▶ [Assignment]
What you return should match the data below exactly, line for line.

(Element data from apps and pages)
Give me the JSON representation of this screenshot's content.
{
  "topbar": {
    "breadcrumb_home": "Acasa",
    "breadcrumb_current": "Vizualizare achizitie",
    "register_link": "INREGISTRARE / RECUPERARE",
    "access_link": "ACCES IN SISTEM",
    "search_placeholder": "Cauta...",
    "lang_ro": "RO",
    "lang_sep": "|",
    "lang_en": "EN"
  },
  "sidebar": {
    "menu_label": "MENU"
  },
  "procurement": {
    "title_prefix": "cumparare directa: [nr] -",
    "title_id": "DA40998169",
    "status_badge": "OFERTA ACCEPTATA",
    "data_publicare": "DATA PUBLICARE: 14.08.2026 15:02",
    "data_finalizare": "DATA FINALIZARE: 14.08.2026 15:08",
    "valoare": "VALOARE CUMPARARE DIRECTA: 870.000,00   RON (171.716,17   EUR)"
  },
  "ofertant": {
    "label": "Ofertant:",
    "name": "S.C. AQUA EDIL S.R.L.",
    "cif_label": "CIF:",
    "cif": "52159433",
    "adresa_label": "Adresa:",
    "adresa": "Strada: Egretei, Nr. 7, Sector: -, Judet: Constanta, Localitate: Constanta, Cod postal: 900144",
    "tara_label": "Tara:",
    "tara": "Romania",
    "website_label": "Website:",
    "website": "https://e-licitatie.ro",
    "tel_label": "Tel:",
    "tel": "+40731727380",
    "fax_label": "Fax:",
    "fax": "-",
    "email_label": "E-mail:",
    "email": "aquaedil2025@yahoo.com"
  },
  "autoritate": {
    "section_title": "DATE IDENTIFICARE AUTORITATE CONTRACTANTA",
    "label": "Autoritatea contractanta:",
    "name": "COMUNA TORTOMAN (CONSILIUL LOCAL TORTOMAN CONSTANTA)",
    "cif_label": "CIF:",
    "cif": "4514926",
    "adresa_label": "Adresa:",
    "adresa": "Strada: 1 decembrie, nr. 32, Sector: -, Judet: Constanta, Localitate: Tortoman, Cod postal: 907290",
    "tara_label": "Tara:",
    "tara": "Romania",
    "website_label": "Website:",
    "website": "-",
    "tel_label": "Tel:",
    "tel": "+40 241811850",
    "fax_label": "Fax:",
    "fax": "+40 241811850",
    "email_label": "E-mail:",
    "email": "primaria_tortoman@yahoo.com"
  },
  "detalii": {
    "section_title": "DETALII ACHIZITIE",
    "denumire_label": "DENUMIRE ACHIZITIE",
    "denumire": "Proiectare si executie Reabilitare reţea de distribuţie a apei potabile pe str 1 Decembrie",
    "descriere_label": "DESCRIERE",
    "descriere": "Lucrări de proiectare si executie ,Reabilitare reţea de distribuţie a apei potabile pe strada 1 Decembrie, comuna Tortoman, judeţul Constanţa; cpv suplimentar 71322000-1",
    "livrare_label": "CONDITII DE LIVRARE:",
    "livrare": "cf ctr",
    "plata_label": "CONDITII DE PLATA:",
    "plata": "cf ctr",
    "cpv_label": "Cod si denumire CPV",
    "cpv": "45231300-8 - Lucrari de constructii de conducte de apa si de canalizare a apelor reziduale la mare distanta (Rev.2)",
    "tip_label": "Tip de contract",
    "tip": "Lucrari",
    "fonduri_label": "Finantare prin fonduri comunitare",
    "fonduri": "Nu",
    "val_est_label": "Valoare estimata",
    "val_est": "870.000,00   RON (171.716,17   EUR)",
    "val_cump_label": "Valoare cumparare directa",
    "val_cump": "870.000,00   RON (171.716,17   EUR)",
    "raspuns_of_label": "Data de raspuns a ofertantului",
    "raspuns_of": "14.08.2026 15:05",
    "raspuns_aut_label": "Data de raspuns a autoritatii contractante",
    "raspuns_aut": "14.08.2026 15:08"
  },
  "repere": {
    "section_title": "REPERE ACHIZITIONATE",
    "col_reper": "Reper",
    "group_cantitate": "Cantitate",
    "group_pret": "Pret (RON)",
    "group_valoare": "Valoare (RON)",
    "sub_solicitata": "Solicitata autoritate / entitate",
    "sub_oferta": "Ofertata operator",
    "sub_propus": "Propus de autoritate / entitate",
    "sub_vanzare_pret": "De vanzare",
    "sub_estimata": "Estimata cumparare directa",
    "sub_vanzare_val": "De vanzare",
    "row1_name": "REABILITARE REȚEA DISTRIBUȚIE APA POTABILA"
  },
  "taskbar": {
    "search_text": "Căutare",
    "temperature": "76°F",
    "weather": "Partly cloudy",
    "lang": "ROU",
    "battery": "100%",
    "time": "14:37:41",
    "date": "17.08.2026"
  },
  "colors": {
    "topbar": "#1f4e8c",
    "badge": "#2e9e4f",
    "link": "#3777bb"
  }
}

▶ [Answer to this task]
Give me the JSON representation of this screenshot's content.
{
  "topbar": {
    "breadcrumb_home": "Acasa",
    "breadcrumb_current": "Vizualizare achizitie",
    "register_link": "INREGISTRARE / RECUPERARE",
    "access_link": "ACCES IN SISTEM",
    "search_placeholder": "Cauta...",
    "lang_ro": "RO",
    "lang_sep": "|",
    "lang_en": "EN"
  },
  "sidebar": {
    "menu_label": "MENU"
  },
  "procurement": {
    "title_prefix": "cumparare directa: [nr] -",
    "title_id": "DA40998169",
    "status_badge": "OFERTA ACCEPTATA",
    "data_publicare": "DATA PUBLICARE: 14.08.2026 15:02",
    "data_finalizare": "DATA FINALIZARE: 14.08.2026 15:08",
    "valoare": "VALOARE CUMPARARE DIRECTA: 870.000,00   RON (171.716,17   EUR)"
  },
  "ofertant": {
    "label": "Ofertant:",
    "name": "S.C. AQUA EDIL S.R.L.",
    "cif_label": "CIF:",
    "cif": "52159433",
    "adresa_label": "Adresa:",
    "adresa": "Strada: Egretei, Nr. 7, Sector: -, Judet: Constanta, Localitate: Constanta, Cod postal: 900144",
    "tara_label": "Tara:",
    "tara": "Romania",
    "website_label": "Website:",
    "website": "https://e-licitatie.ro",
    "tel_label": "Tel:",
    "tel": "+40731727380",
    "fax_label": "Fax:",
    "fax": "-",
    "email_label": "E-mail:",
    "email": "aquaedil2025@yahoo.com"
  },
  "autoritate": {
    "section_title": "DATE IDENTIFICARE AUTORITATE CONTRACTANTA",
    "label": "Autoritatea contractanta:",
    "name": "COMUNA TORTOMAN (CONSILIUL LOCAL TORTOMAN CONSTANTA)",
    "cif_label": "CIF:",
    "cif": "4514926",
    "adresa_label": "Adresa:",
    "adresa": "Strada: 1 decembrie, nr. 32, Sector: -, Judet: Constanta, Localitate: Tortoman, Cod postal: 907290",
    "tara_label": "Tara:",
    "tara": "Romania",
    "website_label": "Website:",
    "website": "-",
    "tel_label": "Tel:",
    "tel": "+40 241811850",
    "fax_label": "Fax:",
    "fax": "+40 241811850",
    "email_label": "E-mail:",
    "email": "primaria_tortoman@yahoo.com"
  },
  "detalii": {
    "section_title": "DETALII ACHIZITIE",
    "denumire_label": "DENUMIRE ACHIZITIE",
    "denumire": "Proiectare si executie Reabilitare reţea de distribuţie a apei potabile pe str 1 Decembrie",
    "descriere_label": "DESCRIERE",
    "descriere": "Lucrări de proiectare si executie ,Reabilitare reţea de distribuţie a apei potabile pe strada 1 Decembrie, comuna Tortoman, judeţul Constanţa; cpv suplimentar 71322000-1",
    "livrare_label": "CONDITII DE LIVRARE:",
    "livrare": "cf ctr",
    "plata_label": "CONDITII DE PLATA:",
    "plata": "cf ctr",
    "cpv_label": "Cod si denumire CPV",
    "cpv": "45231300-8 - Lucrari de constructii de conducte de apa si de canalizare a apelor reziduale la mare distanta (Rev.2)",
    "tip_label": "Tip de contract",
    "tip": "Lucrari",
    "fonduri_label": "Finantare prin fonduri comunitare",
    "fonduri": "Nu",
    "val_est_label": "Valoare estimata",
    "val_est": "870.000,00   RON (171.716,17   EUR)",
    "val_cump_label": "Valoare cumparare directa",
    "val_cump": "870.000,00   RON (171.716,17   EUR)",
    "raspuns_of_label": "Data de raspuns a ofertantului",
    "raspuns_of": "14.08.2026 15:05",
    "raspuns_aut_label": "Data de raspuns a autoritatii contractante",
    "raspuns_aut": "14.08.2026 15:08"
  },
  "repere": {
    "section_title": "REPERE ACHIZITIONATE",
    "col_reper": "Reper",
    "group_cantitate": "Cantitate",
    "group_pret": "Pret (RON)",
    "group_valoare": "Valoare (RON)",
    "sub_solicitata": "Solicitata autoritate / entitate",
    "sub_oferta": "Ofertata operator",
    "sub_propus": "Propus de autoritate / entitate",
    "sub_vanzare_pret": "De vanzare",
    "sub_estimata": "Estimata cumparare directa",
    "sub_vanzare_val": "De vanzare",
    "row1_name": "REABILITARE REȚEA DISTRIBUȚIE APA POTABILA"
  },
  "taskbar": {
    "search_text": "Căutare",
    "temperature": "76°F",
    "weather": "Partly cloudy",
    "lang": "ROU",
    "battery": "100%",
    "time": "14:37:41",
    "date": "17.08.2026"
  },
  "colors": {
    "topbar": "#1f4e8c",
    "badge": "#2e9e4f",
    "link": "#3777bb"
  }
}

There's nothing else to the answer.